Search the data below for the word "mustafarmagan" and copy each line that holds it.
-- Opening Marker --
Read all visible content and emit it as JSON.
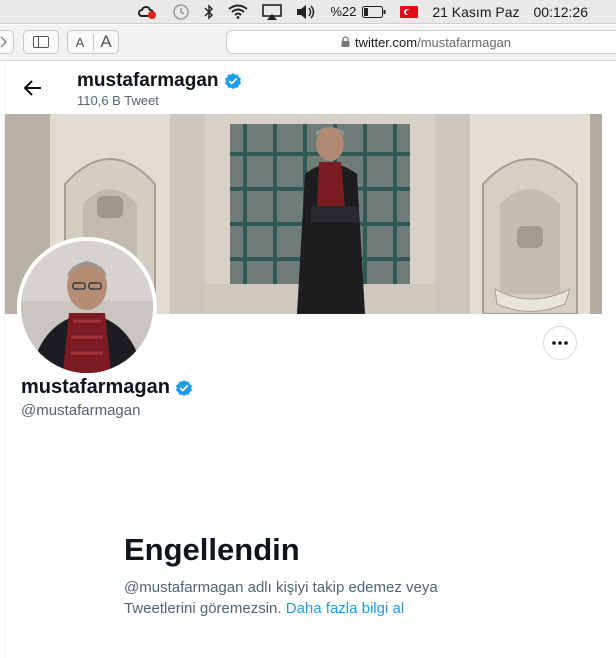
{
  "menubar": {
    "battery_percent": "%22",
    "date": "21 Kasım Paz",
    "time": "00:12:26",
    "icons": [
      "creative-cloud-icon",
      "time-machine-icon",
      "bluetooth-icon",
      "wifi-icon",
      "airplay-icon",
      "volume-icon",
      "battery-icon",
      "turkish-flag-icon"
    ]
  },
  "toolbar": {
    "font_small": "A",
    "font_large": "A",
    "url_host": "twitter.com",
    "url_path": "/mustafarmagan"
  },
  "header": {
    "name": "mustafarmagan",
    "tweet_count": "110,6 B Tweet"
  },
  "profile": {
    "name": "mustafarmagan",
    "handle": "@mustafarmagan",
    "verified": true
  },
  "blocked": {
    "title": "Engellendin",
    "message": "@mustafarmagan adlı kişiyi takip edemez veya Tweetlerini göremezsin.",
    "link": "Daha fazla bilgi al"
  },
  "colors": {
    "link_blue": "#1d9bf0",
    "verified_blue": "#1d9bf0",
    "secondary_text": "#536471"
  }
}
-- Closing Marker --
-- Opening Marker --
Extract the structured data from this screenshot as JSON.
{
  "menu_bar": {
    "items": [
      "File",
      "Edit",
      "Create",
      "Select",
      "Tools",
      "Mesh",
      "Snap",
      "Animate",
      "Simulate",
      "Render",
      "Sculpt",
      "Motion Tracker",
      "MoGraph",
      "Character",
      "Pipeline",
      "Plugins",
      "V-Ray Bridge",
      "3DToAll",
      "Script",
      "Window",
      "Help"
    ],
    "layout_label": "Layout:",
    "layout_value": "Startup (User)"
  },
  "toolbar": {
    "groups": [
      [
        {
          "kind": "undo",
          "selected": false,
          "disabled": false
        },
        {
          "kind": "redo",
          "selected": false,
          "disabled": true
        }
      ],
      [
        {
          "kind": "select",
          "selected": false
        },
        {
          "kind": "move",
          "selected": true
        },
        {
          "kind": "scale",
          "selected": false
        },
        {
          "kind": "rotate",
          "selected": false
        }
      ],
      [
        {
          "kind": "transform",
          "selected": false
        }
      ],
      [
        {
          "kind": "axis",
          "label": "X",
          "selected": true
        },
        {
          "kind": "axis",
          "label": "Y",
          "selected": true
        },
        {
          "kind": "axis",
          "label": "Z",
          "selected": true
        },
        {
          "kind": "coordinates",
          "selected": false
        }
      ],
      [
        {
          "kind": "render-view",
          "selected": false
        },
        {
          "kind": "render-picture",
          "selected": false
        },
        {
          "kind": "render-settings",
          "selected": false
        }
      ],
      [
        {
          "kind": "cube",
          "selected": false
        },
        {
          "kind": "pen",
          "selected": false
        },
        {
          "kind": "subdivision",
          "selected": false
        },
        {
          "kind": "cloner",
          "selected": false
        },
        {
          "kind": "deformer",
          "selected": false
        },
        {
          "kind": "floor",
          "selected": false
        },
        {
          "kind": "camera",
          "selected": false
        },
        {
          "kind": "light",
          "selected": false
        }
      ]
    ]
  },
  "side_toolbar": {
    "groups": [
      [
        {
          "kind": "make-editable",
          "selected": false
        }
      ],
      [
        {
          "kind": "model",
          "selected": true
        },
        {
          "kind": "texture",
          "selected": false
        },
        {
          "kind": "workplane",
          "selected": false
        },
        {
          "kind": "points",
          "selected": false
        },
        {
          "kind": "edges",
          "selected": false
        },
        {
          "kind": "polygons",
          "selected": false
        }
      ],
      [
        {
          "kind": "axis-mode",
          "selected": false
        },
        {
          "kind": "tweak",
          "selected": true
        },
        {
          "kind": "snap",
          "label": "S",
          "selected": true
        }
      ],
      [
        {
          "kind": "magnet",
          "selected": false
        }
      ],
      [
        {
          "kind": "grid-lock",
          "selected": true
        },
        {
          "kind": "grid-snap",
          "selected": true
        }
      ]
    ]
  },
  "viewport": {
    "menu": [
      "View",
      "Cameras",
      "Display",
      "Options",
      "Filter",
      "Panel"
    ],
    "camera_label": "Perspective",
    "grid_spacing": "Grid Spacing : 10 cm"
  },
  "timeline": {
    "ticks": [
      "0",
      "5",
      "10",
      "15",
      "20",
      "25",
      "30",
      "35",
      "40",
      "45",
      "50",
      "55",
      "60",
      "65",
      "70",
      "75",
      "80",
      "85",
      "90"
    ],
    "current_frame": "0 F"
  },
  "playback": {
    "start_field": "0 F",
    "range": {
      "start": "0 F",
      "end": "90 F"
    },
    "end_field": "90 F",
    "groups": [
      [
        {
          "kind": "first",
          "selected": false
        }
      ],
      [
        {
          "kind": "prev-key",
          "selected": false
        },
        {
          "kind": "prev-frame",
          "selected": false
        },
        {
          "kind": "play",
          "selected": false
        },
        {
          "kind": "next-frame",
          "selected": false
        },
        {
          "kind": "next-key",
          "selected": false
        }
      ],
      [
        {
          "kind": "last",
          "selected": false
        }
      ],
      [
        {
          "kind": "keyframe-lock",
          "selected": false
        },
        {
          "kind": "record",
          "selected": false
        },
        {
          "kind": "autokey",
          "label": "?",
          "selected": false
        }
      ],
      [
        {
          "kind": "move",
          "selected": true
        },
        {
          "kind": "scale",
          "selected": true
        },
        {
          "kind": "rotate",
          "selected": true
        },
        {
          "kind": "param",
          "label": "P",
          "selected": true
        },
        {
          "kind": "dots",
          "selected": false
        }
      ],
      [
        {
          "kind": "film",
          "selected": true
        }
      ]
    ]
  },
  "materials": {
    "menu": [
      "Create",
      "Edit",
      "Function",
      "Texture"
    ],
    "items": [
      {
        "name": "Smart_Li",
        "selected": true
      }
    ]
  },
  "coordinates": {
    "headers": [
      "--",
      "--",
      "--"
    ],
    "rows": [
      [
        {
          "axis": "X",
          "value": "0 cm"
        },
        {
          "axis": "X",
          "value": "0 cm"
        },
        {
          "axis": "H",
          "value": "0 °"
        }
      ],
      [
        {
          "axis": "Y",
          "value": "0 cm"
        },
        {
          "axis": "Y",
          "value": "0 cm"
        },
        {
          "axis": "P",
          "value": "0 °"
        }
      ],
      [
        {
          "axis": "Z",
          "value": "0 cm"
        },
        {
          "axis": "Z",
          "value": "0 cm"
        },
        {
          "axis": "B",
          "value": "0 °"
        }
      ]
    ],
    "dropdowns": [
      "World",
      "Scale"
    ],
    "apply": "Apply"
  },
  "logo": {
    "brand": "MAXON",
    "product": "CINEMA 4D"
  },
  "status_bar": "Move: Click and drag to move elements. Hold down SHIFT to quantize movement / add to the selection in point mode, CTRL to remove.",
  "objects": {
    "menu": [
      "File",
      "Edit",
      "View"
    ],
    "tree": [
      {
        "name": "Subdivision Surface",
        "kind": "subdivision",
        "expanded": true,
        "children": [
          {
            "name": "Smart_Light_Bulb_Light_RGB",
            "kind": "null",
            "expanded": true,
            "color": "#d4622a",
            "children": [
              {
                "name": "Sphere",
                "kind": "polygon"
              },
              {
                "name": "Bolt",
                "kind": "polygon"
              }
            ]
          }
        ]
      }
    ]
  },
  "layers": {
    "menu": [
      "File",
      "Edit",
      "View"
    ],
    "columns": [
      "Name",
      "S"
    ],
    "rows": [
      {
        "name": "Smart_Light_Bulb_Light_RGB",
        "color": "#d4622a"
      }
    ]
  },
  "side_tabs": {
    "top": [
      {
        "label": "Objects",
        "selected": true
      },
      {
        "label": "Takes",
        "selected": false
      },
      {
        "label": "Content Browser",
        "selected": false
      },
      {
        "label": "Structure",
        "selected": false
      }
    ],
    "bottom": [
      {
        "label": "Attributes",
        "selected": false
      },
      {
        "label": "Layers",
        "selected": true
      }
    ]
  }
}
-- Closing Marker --
> [PROBLEM SOLUTION]:
    "url_path": "/mustafarmagan"
    "name": "mustafarmagan",
    "name": "mustafarmagan",
    "handle": "@mustafarmagan",
    "message": "@mustafarmagan adlı kişiyi takip edemez veya Tweetlerini göremezsin.",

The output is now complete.